When the service begins, the congregation stands and sings along to hymns re-fashioned with a country flare. This is church in a way you’ve probably never experienced, and it’s one of the fastest-growing church planting models in Texas: the cowboy church.
“The cowboy church focuses on more than just cowboys,” said Jim Gatliff, shared ministry strategist at the Southern Baptists of Texas Convention. “Cowboy churches focus on what is called Western Heritage culture; this includes rural life, horses, area events and music.”
In Texas, roughly one in five people hold to the Western Heritage culture. There are roughly 300 cowboy churches in Texas, Gatliff said.
Because of their success rate in reaching rural Texans with the gospel, the SBTC is hosting a one-day event on Jan. 26 called “Cowboy Church Basic Training.”
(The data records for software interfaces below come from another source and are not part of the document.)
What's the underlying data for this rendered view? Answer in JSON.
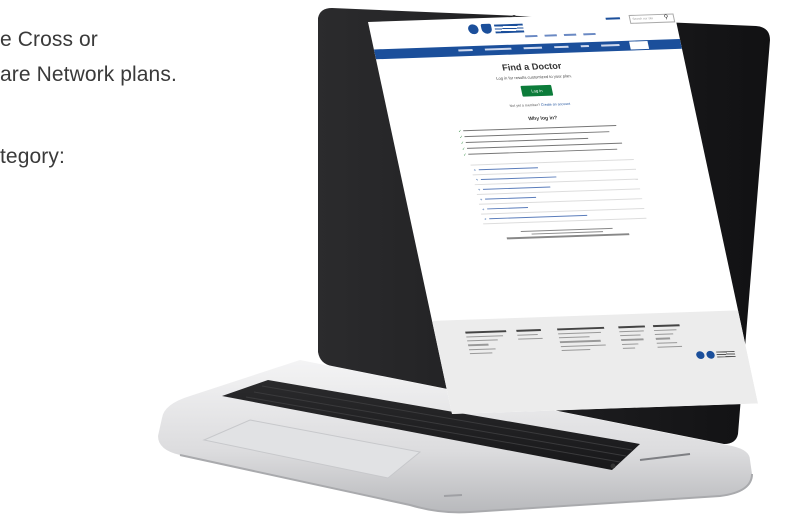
{
  "left_text": {
    "line1": "e Cross or",
    "line2": "are Network plans.",
    "line3": "tegory:"
  },
  "screen": {
    "page_title": "Find a Doctor",
    "subtitle": "Log in for results customized to your plan.",
    "login_button": "Log in",
    "register_prompt": "Not yet a member?",
    "register_link": "Create an account",
    "why_heading": "Why log in?",
    "search_placeholder": "Search our site"
  },
  "colors": {
    "brand_blue": "#1b4f9b",
    "login_green": "#0c7c3a",
    "footer_gray": "#ececec"
  }
}
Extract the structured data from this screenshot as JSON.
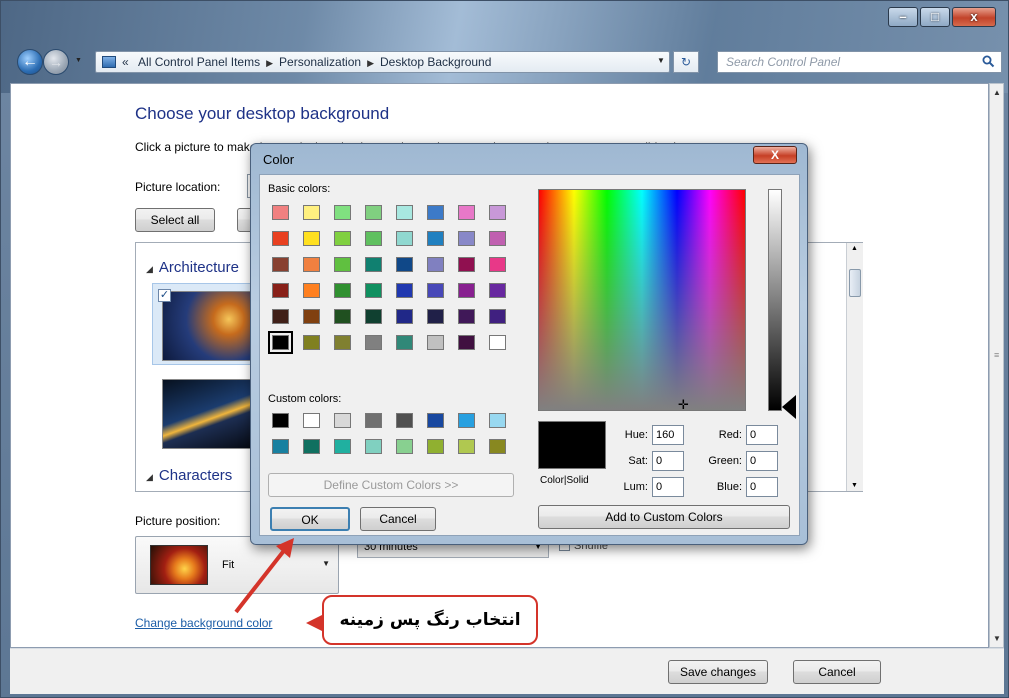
{
  "window": {
    "minimize_glyph": "–",
    "maximize_glyph": "□",
    "close_glyph": "x"
  },
  "nav": {
    "back_glyph": "←",
    "address_prefix": "«",
    "breadcrumb": [
      "All Control Panel Items",
      "Personalization",
      "Desktop Background"
    ],
    "breadcrumb_separator": "▶",
    "search_placeholder": "Search Control Panel"
  },
  "page": {
    "title": "Choose your desktop background",
    "description": "Click a picture to make it your desktop background, or select more than one picture to create a slide show.",
    "picture_location_label": "Picture location:",
    "select_all_label": "Select all",
    "groups": [
      {
        "label": "Architecture"
      },
      {
        "label": "Characters"
      }
    ],
    "picture_position_label": "Picture position:",
    "picture_position_value": "Fit",
    "timer_value": "30 minutes",
    "shuffle_label": "Shuffle",
    "change_color_link": "Change background color"
  },
  "footer": {
    "save_label": "Save changes",
    "cancel_label": "Cancel"
  },
  "color_dialog": {
    "title": "Color",
    "close_glyph": "X",
    "basic_colors_label": "Basic colors:",
    "custom_colors_label": "Custom colors:",
    "basic_colors": [
      [
        "#f08080",
        "#fff080",
        "#80e080",
        "#80d080",
        "#a8e8e0",
        "#3c7ac8",
        "#e878c8",
        "#c898d8"
      ],
      [
        "#e84020",
        "#ffe020",
        "#80d040",
        "#60c060",
        "#90d8d0",
        "#2080c0",
        "#8888c8",
        "#c060b0"
      ],
      [
        "#884030",
        "#f08040",
        "#60c040",
        "#108070",
        "#104888",
        "#8080c0",
        "#901050",
        "#e83888"
      ],
      [
        "#882018",
        "#ff8020",
        "#309030",
        "#109060",
        "#2038b0",
        "#4848b8",
        "#882090",
        "#6828a0"
      ],
      [
        "#402018",
        "#804010",
        "#205020",
        "#104030",
        "#202888",
        "#202048",
        "#401858",
        "#402080"
      ],
      [
        "#000000",
        "#808020",
        "#808030",
        "#808080",
        "#308878",
        "#c0c0c0",
        "#401040",
        "#ffffff"
      ]
    ],
    "custom_colors": [
      [
        "#000000",
        "#ffffff",
        "#d8d8d8",
        "#707070",
        "#505050",
        "#1848a0",
        "#28a0e0",
        "#98d8f0"
      ],
      [
        "#1880a0",
        "#107060",
        "#20b0a0",
        "#80d0c0",
        "#88d090",
        "#90b030",
        "#b0c850",
        "#888820"
      ]
    ],
    "selected_basic": "#000000",
    "define_custom_label": "Define Custom Colors >>",
    "ok_label": "OK",
    "cancel_label": "Cancel",
    "color_solid_label": "Color|Solid",
    "hue_label": "Hue:",
    "hue_value": "160",
    "sat_label": "Sat:",
    "sat_value": "0",
    "lum_label": "Lum:",
    "lum_value": "0",
    "red_label": "Red:",
    "red_value": "0",
    "green_label": "Green:",
    "green_value": "0",
    "blue_label": "Blue:",
    "blue_value": "0",
    "add_custom_label": "Add to Custom Colors",
    "preview_color": "#000000"
  },
  "callout": {
    "text": "انتخاب رنگ پس زمینه",
    "color": "#d4342a"
  }
}
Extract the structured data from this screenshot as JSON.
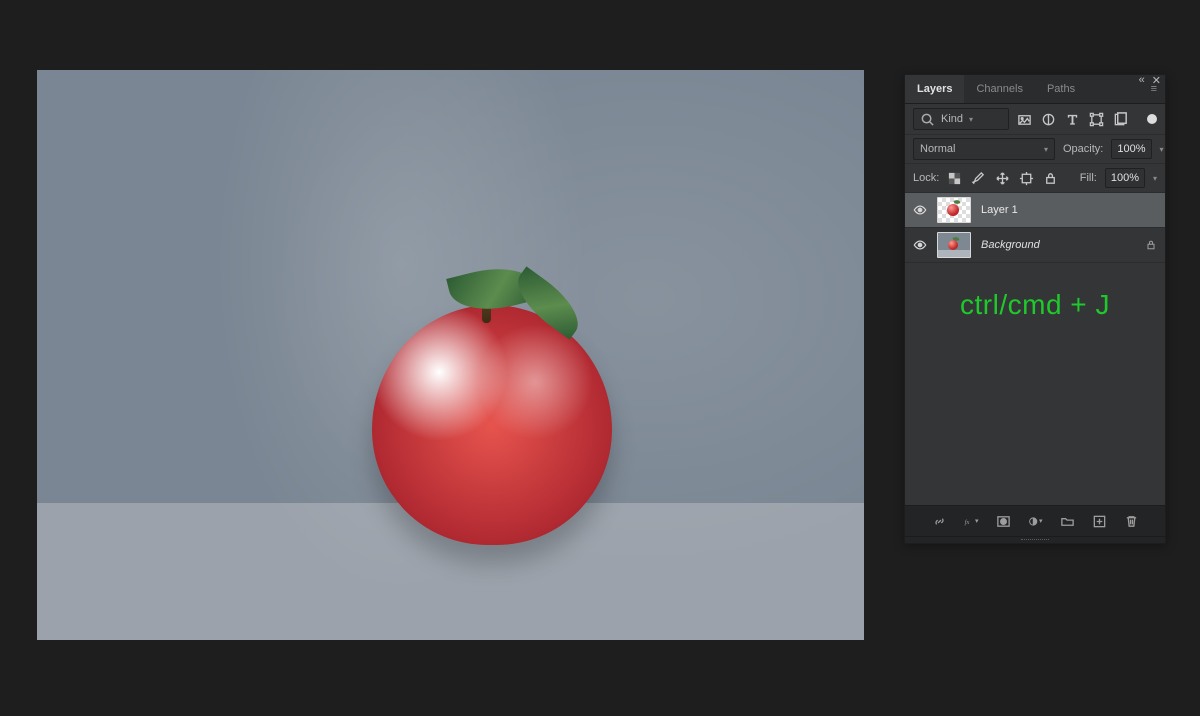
{
  "tabs": {
    "layers": "Layers",
    "channels": "Channels",
    "paths": "Paths"
  },
  "filter": {
    "kind_label": "Kind"
  },
  "blend": {
    "mode": "Normal",
    "opacity_label": "Opacity:",
    "opacity_value": "100%"
  },
  "lock": {
    "label": "Lock:",
    "fill_label": "Fill:",
    "fill_value": "100%"
  },
  "layers": [
    {
      "name": "Layer 1",
      "italic": false,
      "selected": true,
      "transparent_thumb": true,
      "locked": false
    },
    {
      "name": "Background",
      "italic": true,
      "selected": false,
      "transparent_thumb": false,
      "locked": true
    }
  ],
  "shortcut_text": "ctrl/cmd + J"
}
Gatliff said the training will teach how to plant and grow cowboy churches, and how to develop leadership in a cowboy church. The conference is planned from 10 a.m.-4:30 p.m. at Branded by Christ Cowboy Church, 5592 Highway 110 North, in Rusk.
“Cowboy churches tend to be pretty relaxed, unstructured and simple,” Gatliff said. “They attract a lot of people who would feel uncomfortable in a traditional church.
“Often, Cowboy churches lead their associations with the number of adult baptisms. Texas is a rural state. Baptists have always struggled with rural church planting but cowboy churches are an excellent way to reach unbelievers.”
Music is often one of the greatest factors in a cowboy church, Gatliff noted.
“There are typically three sounds of music in a cowboy church: bluegrass, Southern gospel and country.”
Most of the attendees and members of cowboy church plants are unchurched adults, which is an advantage if a church seeks to build through evangelistic outreach, Gatliff said.
“Cowboy churches are built around reaching lost people for Christ,” he said. “Cowboy churches absorb the neutral elements of Western Heritage culture and use those elements to reach the lost.”
Cowboy Church Basic Training is funded through the Cooperative Program and is free of charge. Lunch will be provided. For more information, contact Jim Gatliff at firstname.lastname@example.org or toll free at 877-953-7282.